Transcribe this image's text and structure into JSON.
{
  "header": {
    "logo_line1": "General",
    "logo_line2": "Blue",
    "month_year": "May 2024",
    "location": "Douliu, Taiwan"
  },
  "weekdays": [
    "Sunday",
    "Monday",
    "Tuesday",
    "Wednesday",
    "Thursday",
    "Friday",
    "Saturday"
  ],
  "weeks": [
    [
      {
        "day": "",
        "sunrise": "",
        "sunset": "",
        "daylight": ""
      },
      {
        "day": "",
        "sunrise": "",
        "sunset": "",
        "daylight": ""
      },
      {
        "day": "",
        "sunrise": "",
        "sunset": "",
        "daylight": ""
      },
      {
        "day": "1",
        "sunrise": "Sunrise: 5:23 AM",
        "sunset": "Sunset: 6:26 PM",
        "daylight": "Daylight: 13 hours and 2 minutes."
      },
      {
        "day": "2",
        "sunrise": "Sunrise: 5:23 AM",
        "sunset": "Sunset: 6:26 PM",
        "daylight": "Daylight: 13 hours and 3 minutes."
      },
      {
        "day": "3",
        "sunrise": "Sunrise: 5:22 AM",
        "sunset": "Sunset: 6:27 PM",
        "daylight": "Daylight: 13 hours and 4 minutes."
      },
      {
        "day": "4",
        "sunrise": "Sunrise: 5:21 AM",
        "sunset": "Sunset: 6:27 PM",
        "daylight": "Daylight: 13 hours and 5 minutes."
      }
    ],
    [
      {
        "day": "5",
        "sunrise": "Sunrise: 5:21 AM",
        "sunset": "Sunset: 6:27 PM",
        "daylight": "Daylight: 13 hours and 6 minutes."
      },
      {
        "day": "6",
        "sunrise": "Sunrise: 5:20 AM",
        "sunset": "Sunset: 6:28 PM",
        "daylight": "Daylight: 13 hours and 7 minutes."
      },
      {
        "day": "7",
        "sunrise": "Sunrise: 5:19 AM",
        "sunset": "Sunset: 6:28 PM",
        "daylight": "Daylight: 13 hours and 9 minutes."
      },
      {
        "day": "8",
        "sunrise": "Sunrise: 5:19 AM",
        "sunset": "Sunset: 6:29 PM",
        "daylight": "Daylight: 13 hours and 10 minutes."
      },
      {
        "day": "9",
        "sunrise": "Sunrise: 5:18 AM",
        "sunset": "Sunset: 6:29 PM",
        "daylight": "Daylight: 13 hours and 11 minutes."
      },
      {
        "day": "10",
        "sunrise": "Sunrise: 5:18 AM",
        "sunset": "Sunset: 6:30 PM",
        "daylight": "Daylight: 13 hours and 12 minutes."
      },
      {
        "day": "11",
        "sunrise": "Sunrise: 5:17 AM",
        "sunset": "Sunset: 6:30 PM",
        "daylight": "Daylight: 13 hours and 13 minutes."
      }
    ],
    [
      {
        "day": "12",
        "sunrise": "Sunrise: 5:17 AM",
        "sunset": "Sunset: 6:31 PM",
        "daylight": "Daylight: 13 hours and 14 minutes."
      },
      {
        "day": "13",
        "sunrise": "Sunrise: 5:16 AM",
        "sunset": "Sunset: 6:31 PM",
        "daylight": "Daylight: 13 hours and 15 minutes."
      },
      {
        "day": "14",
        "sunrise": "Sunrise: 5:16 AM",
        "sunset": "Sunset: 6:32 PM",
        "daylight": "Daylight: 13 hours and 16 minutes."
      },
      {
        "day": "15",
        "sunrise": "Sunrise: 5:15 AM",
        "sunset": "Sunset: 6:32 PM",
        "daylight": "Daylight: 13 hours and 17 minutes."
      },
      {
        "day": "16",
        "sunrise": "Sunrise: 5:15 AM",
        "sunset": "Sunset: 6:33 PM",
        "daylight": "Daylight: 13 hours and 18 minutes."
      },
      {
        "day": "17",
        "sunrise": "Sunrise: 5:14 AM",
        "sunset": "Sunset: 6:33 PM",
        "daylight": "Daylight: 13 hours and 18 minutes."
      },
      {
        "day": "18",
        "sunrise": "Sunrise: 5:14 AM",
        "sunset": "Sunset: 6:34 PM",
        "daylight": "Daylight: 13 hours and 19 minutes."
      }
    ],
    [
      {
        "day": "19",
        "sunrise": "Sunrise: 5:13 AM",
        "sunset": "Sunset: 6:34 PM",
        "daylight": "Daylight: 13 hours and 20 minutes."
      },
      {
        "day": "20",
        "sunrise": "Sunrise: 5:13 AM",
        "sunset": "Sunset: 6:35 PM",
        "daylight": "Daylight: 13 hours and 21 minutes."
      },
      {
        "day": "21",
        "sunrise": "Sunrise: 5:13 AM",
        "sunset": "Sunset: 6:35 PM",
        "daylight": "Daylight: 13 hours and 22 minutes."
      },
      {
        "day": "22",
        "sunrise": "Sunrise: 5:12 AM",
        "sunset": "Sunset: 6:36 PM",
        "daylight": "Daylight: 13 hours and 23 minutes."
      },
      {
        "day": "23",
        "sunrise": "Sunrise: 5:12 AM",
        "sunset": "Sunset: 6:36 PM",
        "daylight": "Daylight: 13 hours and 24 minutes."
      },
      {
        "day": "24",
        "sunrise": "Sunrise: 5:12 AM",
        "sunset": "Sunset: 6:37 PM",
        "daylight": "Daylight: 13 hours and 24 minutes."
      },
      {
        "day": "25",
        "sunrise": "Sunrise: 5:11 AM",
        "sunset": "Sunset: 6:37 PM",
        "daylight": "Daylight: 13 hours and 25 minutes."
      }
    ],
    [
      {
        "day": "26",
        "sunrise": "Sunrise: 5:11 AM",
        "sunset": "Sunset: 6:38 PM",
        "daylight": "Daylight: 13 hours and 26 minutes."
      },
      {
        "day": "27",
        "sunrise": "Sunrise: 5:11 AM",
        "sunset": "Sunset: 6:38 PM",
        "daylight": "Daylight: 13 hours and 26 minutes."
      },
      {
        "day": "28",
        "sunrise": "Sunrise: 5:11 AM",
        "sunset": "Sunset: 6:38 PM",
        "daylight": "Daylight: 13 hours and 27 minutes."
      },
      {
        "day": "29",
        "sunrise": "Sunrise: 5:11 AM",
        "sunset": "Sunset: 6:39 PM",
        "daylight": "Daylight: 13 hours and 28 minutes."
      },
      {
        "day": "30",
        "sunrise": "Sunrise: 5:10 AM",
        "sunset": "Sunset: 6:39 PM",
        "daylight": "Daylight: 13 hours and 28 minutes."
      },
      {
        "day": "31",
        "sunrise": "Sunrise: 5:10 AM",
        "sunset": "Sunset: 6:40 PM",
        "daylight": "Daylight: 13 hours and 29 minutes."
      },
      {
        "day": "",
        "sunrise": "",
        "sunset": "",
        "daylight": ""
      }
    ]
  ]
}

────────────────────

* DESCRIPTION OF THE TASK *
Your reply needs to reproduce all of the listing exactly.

* TASK RESULT *
Transcribe this image's text and structure into JSON.
{
  "header": {
    "logo_line1": "General",
    "logo_line2": "Blue",
    "month_year": "May 2024",
    "location": "Douliu, Taiwan"
  },
  "weekdays": [
    "Sunday",
    "Monday",
    "Tuesday",
    "Wednesday",
    "Thursday",
    "Friday",
    "Saturday"
  ],
  "weeks": [
    [
      {
        "day": "",
        "sunrise": "",
        "sunset": "",
        "daylight": ""
      },
      {
        "day": "",
        "sunrise": "",
        "sunset": "",
        "daylight": ""
      },
      {
        "day": "",
        "sunrise": "",
        "sunset": "",
        "daylight": ""
      },
      {
        "day": "1",
        "sunrise": "Sunrise: 5:23 AM",
        "sunset": "Sunset: 6:26 PM",
        "daylight": "Daylight: 13 hours and 2 minutes."
      },
      {
        "day": "2",
        "sunrise": "Sunrise: 5:23 AM",
        "sunset": "Sunset: 6:26 PM",
        "daylight": "Daylight: 13 hours and 3 minutes."
      },
      {
        "day": "3",
        "sunrise": "Sunrise: 5:22 AM",
        "sunset": "Sunset: 6:27 PM",
        "daylight": "Daylight: 13 hours and 4 minutes."
      },
      {
        "day": "4",
        "sunrise": "Sunrise: 5:21 AM",
        "sunset": "Sunset: 6:27 PM",
        "daylight": "Daylight: 13 hours and 5 minutes."
      }
    ],
    [
      {
        "day": "5",
        "sunrise": "Sunrise: 5:21 AM",
        "sunset": "Sunset: 6:27 PM",
        "daylight": "Daylight: 13 hours and 6 minutes."
      },
      {
        "day": "6",
        "sunrise": "Sunrise: 5:20 AM",
        "sunset": "Sunset: 6:28 PM",
        "daylight": "Daylight: 13 hours and 7 minutes."
      },
      {
        "day": "7",
        "sunrise": "Sunrise: 5:19 AM",
        "sunset": "Sunset: 6:28 PM",
        "daylight": "Daylight: 13 hours and 9 minutes."
      },
      {
        "day": "8",
        "sunrise": "Sunrise: 5:19 AM",
        "sunset": "Sunset: 6:29 PM",
        "daylight": "Daylight: 13 hours and 10 minutes."
      },
      {
        "day": "9",
        "sunrise": "Sunrise: 5:18 AM",
        "sunset": "Sunset: 6:29 PM",
        "daylight": "Daylight: 13 hours and 11 minutes."
      },
      {
        "day": "10",
        "sunrise": "Sunrise: 5:18 AM",
        "sunset": "Sunset: 6:30 PM",
        "daylight": "Daylight: 13 hours and 12 minutes."
      },
      {
        "day": "11",
        "sunrise": "Sunrise: 5:17 AM",
        "sunset": "Sunset: 6:30 PM",
        "daylight": "Daylight: 13 hours and 13 minutes."
      }
    ],
    [
      {
        "day": "12",
        "sunrise": "Sunrise: 5:17 AM",
        "sunset": "Sunset: 6:31 PM",
        "daylight": "Daylight: 13 hours and 14 minutes."
      },
      {
        "day": "13",
        "sunrise": "Sunrise: 5:16 AM",
        "sunset": "Sunset: 6:31 PM",
        "daylight": "Daylight: 13 hours and 15 minutes."
      },
      {
        "day": "14",
        "sunrise": "Sunrise: 5:16 AM",
        "sunset": "Sunset: 6:32 PM",
        "daylight": "Daylight: 13 hours and 16 minutes."
      },
      {
        "day": "15",
        "sunrise": "Sunrise: 5:15 AM",
        "sunset": "Sunset: 6:32 PM",
        "daylight": "Daylight: 13 hours and 17 minutes."
      },
      {
        "day": "16",
        "sunrise": "Sunrise: 5:15 AM",
        "sunset": "Sunset: 6:33 PM",
        "daylight": "Daylight: 13 hours and 18 minutes."
      },
      {
        "day": "17",
        "sunrise": "Sunrise: 5:14 AM",
        "sunset": "Sunset: 6:33 PM",
        "daylight": "Daylight: 13 hours and 18 minutes."
      },
      {
        "day": "18",
        "sunrise": "Sunrise: 5:14 AM",
        "sunset": "Sunset: 6:34 PM",
        "daylight": "Daylight: 13 hours and 19 minutes."
      }
    ],
    [
      {
        "day": "19",
        "sunrise": "Sunrise: 5:13 AM",
        "sunset": "Sunset: 6:34 PM",
        "daylight": "Daylight: 13 hours and 20 minutes."
      },
      {
        "day": "20",
        "sunrise": "Sunrise: 5:13 AM",
        "sunset": "Sunset: 6:35 PM",
        "daylight": "Daylight: 13 hours and 21 minutes."
      },
      {
        "day": "21",
        "sunrise": "Sunrise: 5:13 AM",
        "sunset": "Sunset: 6:35 PM",
        "daylight": "Daylight: 13 hours and 22 minutes."
      },
      {
        "day": "22",
        "sunrise": "Sunrise: 5:12 AM",
        "sunset": "Sunset: 6:36 PM",
        "daylight": "Daylight: 13 hours and 23 minutes."
      },
      {
        "day": "23",
        "sunrise": "Sunrise: 5:12 AM",
        "sunset": "Sunset: 6:36 PM",
        "daylight": "Daylight: 13 hours and 24 minutes."
      },
      {
        "day": "24",
        "sunrise": "Sunrise: 5:12 AM",
        "sunset": "Sunset: 6:37 PM",
        "daylight": "Daylight: 13 hours and 24 minutes."
      },
      {
        "day": "25",
        "sunrise": "Sunrise: 5:11 AM",
        "sunset": "Sunset: 6:37 PM",
        "daylight": "Daylight: 13 hours and 25 minutes."
      }
    ],
    [
      {
        "day": "26",
        "sunrise": "Sunrise: 5:11 AM",
        "sunset": "Sunset: 6:38 PM",
        "daylight": "Daylight: 13 hours and 26 minutes."
      },
      {
        "day": "27",
        "sunrise": "Sunrise: 5:11 AM",
        "sunset": "Sunset: 6:38 PM",
        "daylight": "Daylight: 13 hours and 26 minutes."
      },
      {
        "day": "28",
        "sunrise": "Sunrise: 5:11 AM",
        "sunset": "Sunset: 6:38 PM",
        "daylight": "Daylight: 13 hours and 27 minutes."
      },
      {
        "day": "29",
        "sunrise": "Sunrise: 5:11 AM",
        "sunset": "Sunset: 6:39 PM",
        "daylight": "Daylight: 13 hours and 28 minutes."
      },
      {
        "day": "30",
        "sunrise": "Sunrise: 5:10 AM",
        "sunset": "Sunset: 6:39 PM",
        "daylight": "Daylight: 13 hours and 28 minutes."
      },
      {
        "day": "31",
        "sunrise": "Sunrise: 5:10 AM",
        "sunset": "Sunset: 6:40 PM",
        "daylight": "Daylight: 13 hours and 29 minutes."
      },
      {
        "day": "",
        "sunrise": "",
        "sunset": "",
        "daylight": ""
      }
    ]
  ]
}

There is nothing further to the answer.